Tuesday, January 23, 2007

Recognising our heritage

It's good to loot. That's what the fine people of Devon and Cornwall are saying right now. That's because they have a strong sense of tradition, something I'm sure every red coated fox hunter, and flag waving royalist will be commending.

Large ship pitching
A massive container ship, the MSC Napoli, has spilled its load of massive metal boxes which seem to contain anything and everything. Cars, motorbikes, nappies, barrels of wine and personal possessions. There's a whole miscellany of object d'art and tat, all for the taking.

The press is full of condemnation. These people are stealing. This is just greed. Why wont they stay away and be sensible? Why wont the police stop them?
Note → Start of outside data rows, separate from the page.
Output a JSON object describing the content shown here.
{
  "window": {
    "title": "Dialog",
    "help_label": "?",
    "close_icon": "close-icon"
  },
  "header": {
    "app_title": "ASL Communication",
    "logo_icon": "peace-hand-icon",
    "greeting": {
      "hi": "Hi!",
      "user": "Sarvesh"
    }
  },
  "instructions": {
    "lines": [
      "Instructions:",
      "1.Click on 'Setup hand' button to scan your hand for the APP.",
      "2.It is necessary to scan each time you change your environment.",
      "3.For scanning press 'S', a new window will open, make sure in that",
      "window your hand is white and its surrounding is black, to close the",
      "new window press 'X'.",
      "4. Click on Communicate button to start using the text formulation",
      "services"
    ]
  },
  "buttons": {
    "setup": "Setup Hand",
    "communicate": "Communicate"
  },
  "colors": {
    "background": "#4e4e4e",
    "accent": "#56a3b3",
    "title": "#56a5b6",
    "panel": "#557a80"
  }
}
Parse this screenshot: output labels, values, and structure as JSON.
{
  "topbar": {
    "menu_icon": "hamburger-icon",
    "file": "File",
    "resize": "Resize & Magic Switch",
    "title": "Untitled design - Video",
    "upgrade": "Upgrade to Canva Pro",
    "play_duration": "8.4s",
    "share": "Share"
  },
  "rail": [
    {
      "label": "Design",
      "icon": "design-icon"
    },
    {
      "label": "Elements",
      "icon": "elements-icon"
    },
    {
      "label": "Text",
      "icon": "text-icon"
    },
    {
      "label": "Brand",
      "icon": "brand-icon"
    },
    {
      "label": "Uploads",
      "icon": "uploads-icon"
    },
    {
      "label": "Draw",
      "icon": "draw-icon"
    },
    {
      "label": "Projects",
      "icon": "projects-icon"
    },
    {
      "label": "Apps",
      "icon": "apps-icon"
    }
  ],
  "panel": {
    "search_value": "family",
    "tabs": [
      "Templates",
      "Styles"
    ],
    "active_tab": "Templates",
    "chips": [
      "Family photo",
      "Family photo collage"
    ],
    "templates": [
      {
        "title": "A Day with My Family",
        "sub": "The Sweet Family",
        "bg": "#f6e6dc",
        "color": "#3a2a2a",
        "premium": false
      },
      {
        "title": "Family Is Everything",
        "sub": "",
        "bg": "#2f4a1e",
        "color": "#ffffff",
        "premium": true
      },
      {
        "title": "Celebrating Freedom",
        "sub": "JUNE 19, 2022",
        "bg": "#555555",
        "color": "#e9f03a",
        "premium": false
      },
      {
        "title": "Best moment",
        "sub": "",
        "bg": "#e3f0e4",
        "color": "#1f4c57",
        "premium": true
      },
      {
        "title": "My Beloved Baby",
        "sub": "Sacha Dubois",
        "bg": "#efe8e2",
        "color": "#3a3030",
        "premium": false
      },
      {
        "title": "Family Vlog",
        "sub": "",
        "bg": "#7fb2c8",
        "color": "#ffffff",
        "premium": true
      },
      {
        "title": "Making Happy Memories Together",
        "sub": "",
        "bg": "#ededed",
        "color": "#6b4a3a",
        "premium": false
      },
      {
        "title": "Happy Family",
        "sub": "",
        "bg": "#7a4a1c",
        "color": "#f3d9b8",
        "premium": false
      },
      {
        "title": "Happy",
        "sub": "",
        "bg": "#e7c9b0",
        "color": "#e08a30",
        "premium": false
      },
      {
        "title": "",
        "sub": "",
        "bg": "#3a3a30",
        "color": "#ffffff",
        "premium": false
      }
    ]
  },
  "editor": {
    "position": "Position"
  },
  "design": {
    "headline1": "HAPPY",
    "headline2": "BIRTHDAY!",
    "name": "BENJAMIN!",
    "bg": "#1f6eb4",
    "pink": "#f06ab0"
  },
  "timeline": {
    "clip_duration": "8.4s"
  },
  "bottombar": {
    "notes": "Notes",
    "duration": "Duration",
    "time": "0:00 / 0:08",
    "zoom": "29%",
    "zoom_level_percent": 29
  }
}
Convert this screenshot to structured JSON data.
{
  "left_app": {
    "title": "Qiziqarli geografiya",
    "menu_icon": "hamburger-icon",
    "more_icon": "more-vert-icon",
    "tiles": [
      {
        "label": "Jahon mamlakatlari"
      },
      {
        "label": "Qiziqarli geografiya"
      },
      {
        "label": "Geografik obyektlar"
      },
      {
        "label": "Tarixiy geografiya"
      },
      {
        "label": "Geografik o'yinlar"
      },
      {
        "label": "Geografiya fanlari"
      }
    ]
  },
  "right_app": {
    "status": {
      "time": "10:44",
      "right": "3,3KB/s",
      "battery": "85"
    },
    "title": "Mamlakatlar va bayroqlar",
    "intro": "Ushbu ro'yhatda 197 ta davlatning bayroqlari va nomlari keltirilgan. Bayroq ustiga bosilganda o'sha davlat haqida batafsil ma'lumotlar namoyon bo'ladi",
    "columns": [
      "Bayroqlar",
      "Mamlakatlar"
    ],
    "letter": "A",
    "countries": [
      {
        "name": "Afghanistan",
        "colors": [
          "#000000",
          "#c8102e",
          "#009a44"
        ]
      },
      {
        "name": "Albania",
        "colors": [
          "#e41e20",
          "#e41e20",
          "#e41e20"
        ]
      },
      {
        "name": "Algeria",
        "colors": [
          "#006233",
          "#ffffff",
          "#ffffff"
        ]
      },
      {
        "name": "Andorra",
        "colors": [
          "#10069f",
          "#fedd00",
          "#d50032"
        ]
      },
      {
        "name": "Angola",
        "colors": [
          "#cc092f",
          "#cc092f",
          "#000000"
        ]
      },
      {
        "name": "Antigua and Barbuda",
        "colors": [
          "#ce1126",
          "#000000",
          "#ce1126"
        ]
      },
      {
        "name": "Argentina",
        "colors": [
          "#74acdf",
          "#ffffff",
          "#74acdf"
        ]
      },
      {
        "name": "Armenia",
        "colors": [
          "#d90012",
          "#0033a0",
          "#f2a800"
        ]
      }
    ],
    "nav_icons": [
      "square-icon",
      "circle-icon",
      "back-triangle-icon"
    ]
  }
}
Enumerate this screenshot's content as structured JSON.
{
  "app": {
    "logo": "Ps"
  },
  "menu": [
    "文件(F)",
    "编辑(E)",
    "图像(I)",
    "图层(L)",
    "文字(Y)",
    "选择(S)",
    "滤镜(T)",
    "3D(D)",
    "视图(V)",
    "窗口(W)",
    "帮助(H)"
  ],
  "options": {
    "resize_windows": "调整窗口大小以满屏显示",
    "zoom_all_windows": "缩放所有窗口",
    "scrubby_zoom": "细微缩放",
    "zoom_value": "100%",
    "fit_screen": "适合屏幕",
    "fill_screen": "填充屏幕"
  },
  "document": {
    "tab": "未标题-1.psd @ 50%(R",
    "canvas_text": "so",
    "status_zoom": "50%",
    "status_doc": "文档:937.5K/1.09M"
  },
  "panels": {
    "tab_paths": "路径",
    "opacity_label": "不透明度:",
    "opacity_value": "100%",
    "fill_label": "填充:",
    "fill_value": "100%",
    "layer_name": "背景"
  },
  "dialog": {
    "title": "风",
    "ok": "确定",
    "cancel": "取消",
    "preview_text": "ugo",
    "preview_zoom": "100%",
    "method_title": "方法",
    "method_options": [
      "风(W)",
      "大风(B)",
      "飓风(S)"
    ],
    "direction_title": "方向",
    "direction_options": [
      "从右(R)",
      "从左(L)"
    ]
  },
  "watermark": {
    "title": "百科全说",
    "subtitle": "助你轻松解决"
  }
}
The beaches are strewn with flotsamThe thing that all the papers and commentators seem to have missed out on though is this is Devon and Cornwall and in the 18th and 19th Century smuggling was a more economically important than fishing [1] and salvaging the cargo of wrecked ships was an important source of income for many who lived on the Cornish coast.

I was absolutely delighted when I heard the story of the two (possibly) Cornish men who'd rowed out to the enormous vessel and returned with their craft stacked to the point of recklessness with barrels of French wine. It's been a long time since that scene has been recreated - perhaps they should join the Sealed Knot.

The sad thing is that so many people are allowing these proud traditions to slip from our folk memory, and these brave souls, purely out of that sense of history have risked life and limb to keep the flame burning bright - I salute you.

9 comments:

AN said...

Actually, my friends in Cornwall tell me that smugglling is still a very large part of the local economy, with for example heroin and Cocaine brought in through harbours like Looe.

The result of which is a very high level of drug addiction in the county.

mich said...

Wreck scavanging, well known tradition to a Guernsey girl, lol

badmatthew said...

I thought they were all from Essex.

Derek Wall said...

the wreck is in Devon, isn't it, I am too busy to get my counties right

The Sentinel said...

I am not entirely sure, but I think the legal position is different when recovering 'salvage' as opposed to looting.

I think there is special dispensations for it, as most salvage will wasted and it washes up on shore rather then the traditional window smash and grab of looting.

If I had the spare time I think I would have headed down there for a bit of 'beach cleaning' myself.

a very public sociologist said...

They was a brilliant interview on News 24 yesterday.

The couple, obviously Relocation, Relocation, Relocation types not raised in the area bemoaned the people of "murky origins" descending upon "their" beach. The woman added she was sure the beach combers were organised criminals.

'Twas priceless.

Jim Jay said...

Derek - you are right it is in Devon. The initial report I saw said Cornwall, but then later I saw maps and it clearly is on the Devon coast, the sentiment of the post still applies of course. Only a few miles to the East.

Sent - as it has been explained to me it is not illegal to take stuff away and you have 28 days to fill in a form. However, the stuff is not yours and the original owner has to decide what to do with it. You are just keeping it safe for them officially.

I doubt many forms will get filled in

Anonymous said...

You know a family lost all their stuff on that beach. And saw it all being looted by those on the beach?

Jim Jay said...

You know it's possible to put a name on your comments?